Both men were weavers to trade and had also served in the British army. It was this military experience and also their own leadership qualities which led to them being at the front of a small Radical army. This band marched out of Glasgow and Condorrat at Cumbernauld through a very wet night, heading for the Carron Ironworks at Falkirk. They planned to seize cannon there. Although they were sincere in their aims and their passionate support for political and social reform, it seems certain they had been tricked into this action by government agents provocateurs.
Intercepted by a unit from the regular British army and the local Stirlingshire Yeomanry, there was a short skirmish at Bonnymuir near Falkirk. Although the men and boys of the Radical army fought bravely, they were soon overpowered. Some managed to escape.
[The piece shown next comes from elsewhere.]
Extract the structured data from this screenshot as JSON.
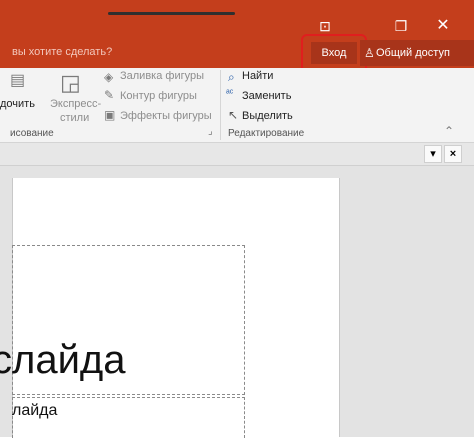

Most were taken to imprisonment at Stirling Castle.
Tried under English Law in Stirling a few months later, Andrew Hardie and John Baird were sentenced to death. Nineteen of their comrades were sentenced to be transported to Australia. Shortly before he died, standing on a scaffold erected in Broad Street, Andrew Hardie declared: ‘I die a martyr to the cause of truth and justice.’ John Baird said the same. The two men were buried in pauper’s graves in the graveyard of Stirling’s Church of the Holy Rude.
Decades later, their bodies were exhumed and brought to Glasgow, where they were re-interred at Sighthill Cemetery in the north of the city. The monument above their last resting place also honours James Wilson of Strathaven. He was another Radical weaver, hanged and then beheaded on Glasgow Green on 30th August 1820.
If you would like to know more about Scotland’s Radical Rising of 1820, here’s an online talk I gave about it as part of the Tuesday Talks Series of the National Galleries of Scotland.